The Torah portion this week, Parashat Behar, spends a great deal of time giving instructions surrounding the Sabbatical and Jubilee years. Amongst the various laws and injunctions the Torah states: “The land shall not be sold in perpetuity, for the land is mine. For you are strangers and sojourners with me” (Leviticus 25:23).
From this verse we learn that property within the land of Israel is not to be sold permanently and reverts back to the original owner in the Jubilee Year. Incidentally, this applies only to land outside of walled cities.
Why was it not to be sold perpetually? The Torah tells us that the Jewish people are “strangers and sojourners” on the land, not permanent residents. David reiterates the same language when he is announcing the building of the Temple:
For we are strangers before you and sojourners, as all our fathers were. Our days on the earth are like a shadow, and there is no abiding. O LORD our God, all this abundance that we have provided for building you a house for your holy name comes from your hand and is all your own. (1 Chronicles 29:15-16)
The word for “stranger” in both texts is ger (גר) and “sojourner” is toshav (תושב). This is exactly the same description Abraham uses when he goes to buy a burial plot for Sarah from the Hittites. He says to them, “I am a sojourner and foreigner (ger v’toshav, גר־ותושב) among you” (Genesis 23:4). It makes sense that Abraham uses this language while he is still awaiting the promise from HaShem to be fulfilled for his descendants to inherit the land but why does David still use this terminology when the Jewish people are firmly within the land?
First, it is a lesson about the sovereignty of God. While the Jewish people have been promised the land of Israel as an inheritance, the land ultimately belongs to HaShem. They are to tend and take care of the land for God and he has the right to exile them from the land if they do not remain obedient to the Torah. Rabbi Johnathan Sacks calls Israel’s relationship to the land “permanently temporary.”

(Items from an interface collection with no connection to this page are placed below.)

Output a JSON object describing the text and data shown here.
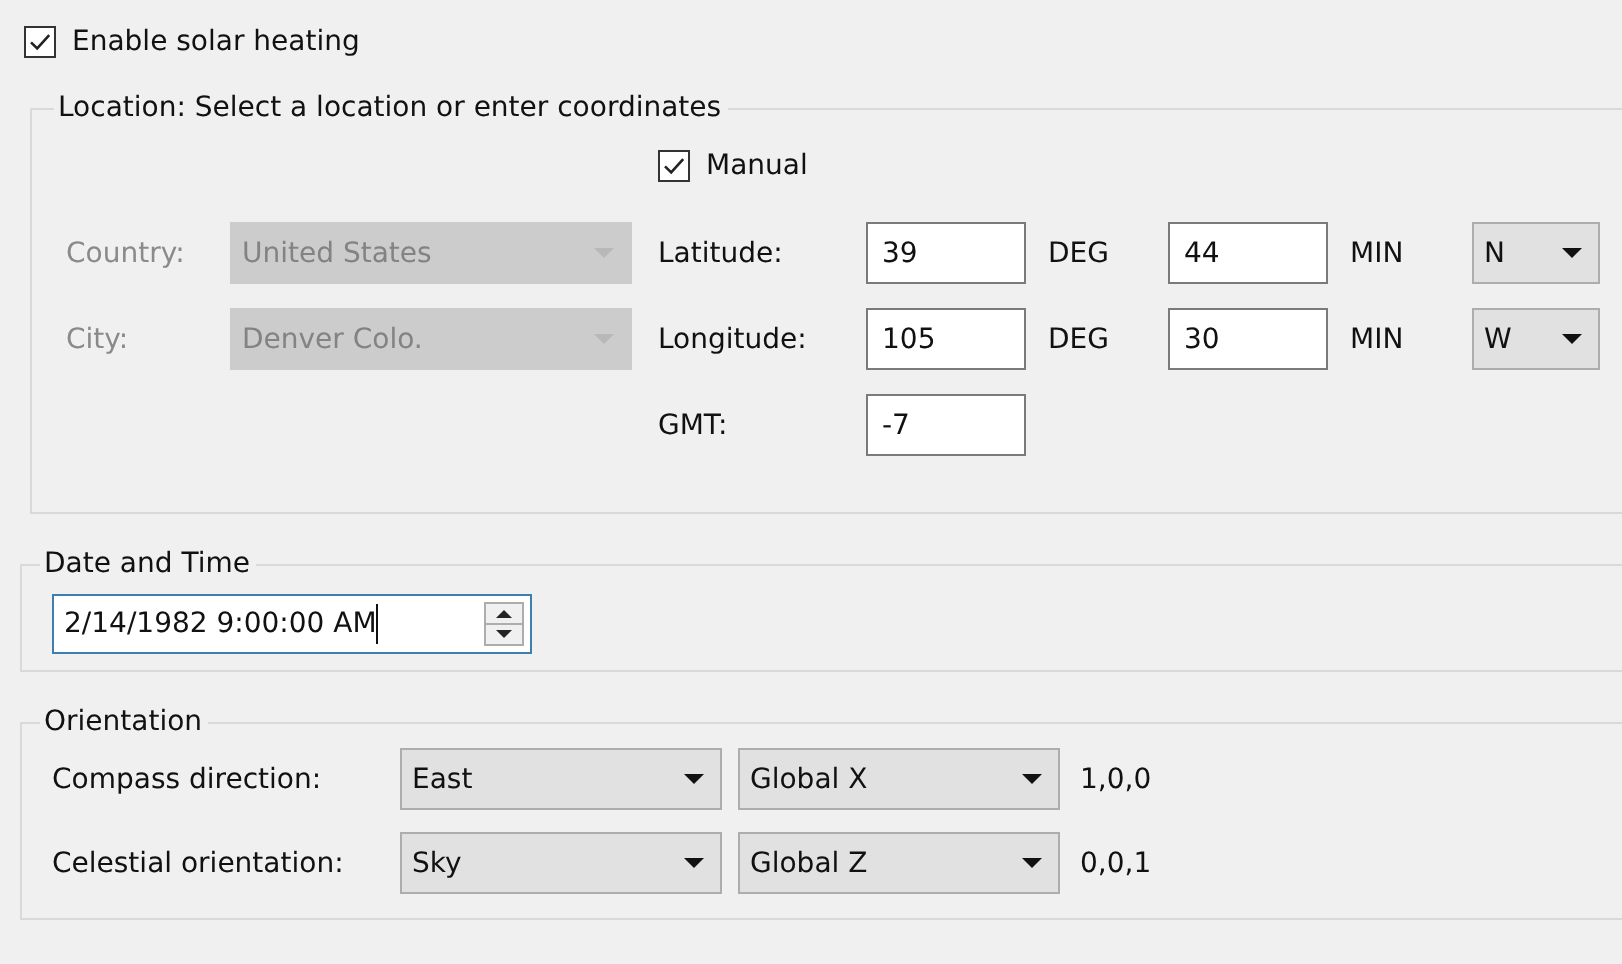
{
  "enable_solar_heating": {
    "label": "Enable solar heating",
    "checked": true
  },
  "location": {
    "legend": "Location: Select a location or enter coordinates",
    "manual": {
      "label": "Manual",
      "checked": true
    },
    "country": {
      "label": "Country:",
      "value": "United States",
      "disabled": true
    },
    "city": {
      "label": "City:",
      "value": "Denver Colo.",
      "disabled": true
    },
    "latitude": {
      "label": "Latitude:",
      "degrees": "39",
      "deg_unit": "DEG",
      "minutes": "44",
      "min_unit": "MIN",
      "hemisphere": "N"
    },
    "longitude": {
      "label": "Longitude:",
      "degrees": "105",
      "deg_unit": "DEG",
      "minutes": "30",
      "min_unit": "MIN",
      "hemisphere": "W"
    },
    "gmt": {
      "label": "GMT:",
      "value": "-7"
    }
  },
  "date_time": {
    "legend": "Date and Time",
    "value": "2/14/1982 9:00:00 AM",
    "focused": true
  },
  "orientation": {
    "legend": "Orientation",
    "rows": [
      {
        "label": "Compass direction:",
        "direction": "East",
        "axis": "Global X",
        "vector": "1,0,0"
      },
      {
        "label": "Celestial orientation:",
        "direction": "Sky",
        "axis": "Global Z",
        "vector": "0,0,1"
      }
    ]
  }
}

Additionally, giving Israel this status helped them not to forget where they came from and how they are to treat strangers:
You shall treat the stranger who sojourns with you as the native among you, and you shall love him as yourself, for you were strangers in the land of Egypt: I am the LORD your God. (Leviticus 19:34)
By remaining strangers and sojourners even in their own land, the Jewish people would not forget that they were strangers in Egypt and to treat those who sojourned among them with love. We even find this command in parashat Behar:
You shall support the stranger and resident (ger v’toshav) and he will live with you. (Leviticus 25:35)
The term ger toshav (גר תושב) would later be used to describe those non-Jews who lived among the Jewish people in the land of Israel and worshipped HaShem. The ger toshav while remaining a Gentile, would take on many of the Torah’s commandments and would come under the Torah’s legal protections which included receiving charity if necessary. It’s then fascinating to see this same language of ger and toshav used with the Jewish people within their land. By Israel’s status as strangers and sojourners remaining, they were able to connect with their past and in turn it would affect the way they operated in the present.
- Rabbi Jonathan Sacks, Not In God’s Name: Confronting Religious Violence (New York, NY: Shocken, 2015), 186.
Source: First Fruits of Zion